→ Work to be completed:
Each entry below should be output exactly, apart from its images.

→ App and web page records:

++++++++++

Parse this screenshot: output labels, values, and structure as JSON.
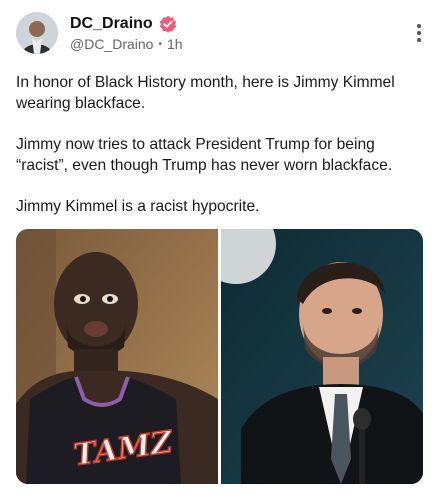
{
  "post": {
    "author": {
      "display_name": "DC_Draino",
      "handle": "@DC_Draino",
      "verified": true,
      "verified_color": "#f25a7a"
    },
    "time_separator": "•",
    "time": "1h",
    "paragraphs": [
      "In honor of Black History month, here is Jimmy Kimmel wearing blackface.",
      "Jimmy now tries to attack President Trump for being “racist”, even though Trump has never worn blackface.",
      "Jimmy Kimmel is a racist hypocrite."
    ],
    "media": [
      {
        "icon": "photo",
        "alt_role": "left-photo"
      },
      {
        "icon": "photo",
        "alt_role": "right-photo"
      }
    ],
    "jersey_text": "TAMZ"
  },
  "icons": {
    "more": "more-vertical-icon",
    "verified": "verified-badge-icon"
  }
}
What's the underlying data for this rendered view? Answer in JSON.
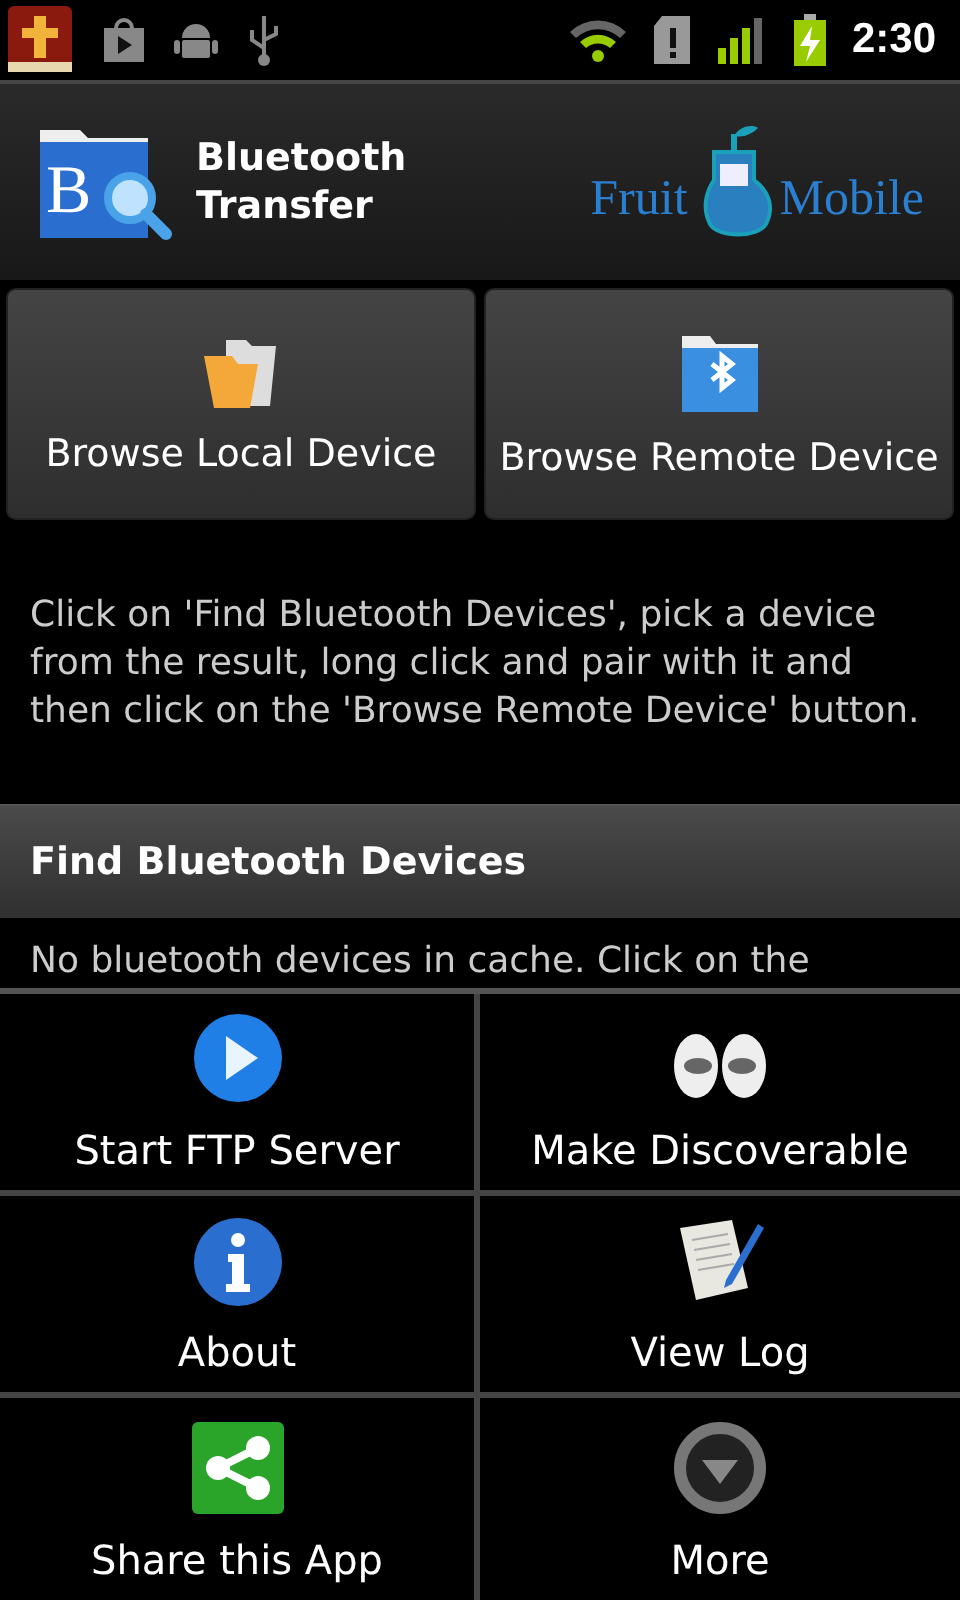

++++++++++

→ Solution to the problem:
Parse this screenshot: output labels, values, and structure as JSON.
{
  "post": {
    "author": {
      "display_name": "DC_Draino",
      "handle": "@DC_Draino",
      "verified": true,
      "verified_color": "#f25a7a"
    },
    "time_separator": "•",
    "time": "1h",
    "paragraphs": [
      "In honor of Black History month, here is Jimmy Kimmel wearing blackface.",
      "Jimmy now tries to attack President Trump for being “racist”, even though Trump has never worn blackface.",
      "Jimmy Kimmel is a racist hypocrite."
    ],
    "media": [
      {
        "icon": "photo",
        "alt_role": "left-photo"
      },
      {
        "icon": "photo",
        "alt_role": "right-photo"
      }
    ],
    "jersey_text": "TAMZ"
  },
  "icons": {
    "more": "more-vertical-icon",
    "verified": "verified-badge-icon"
  }
}
What's the underlying data for this rendered view? Answer in JSON.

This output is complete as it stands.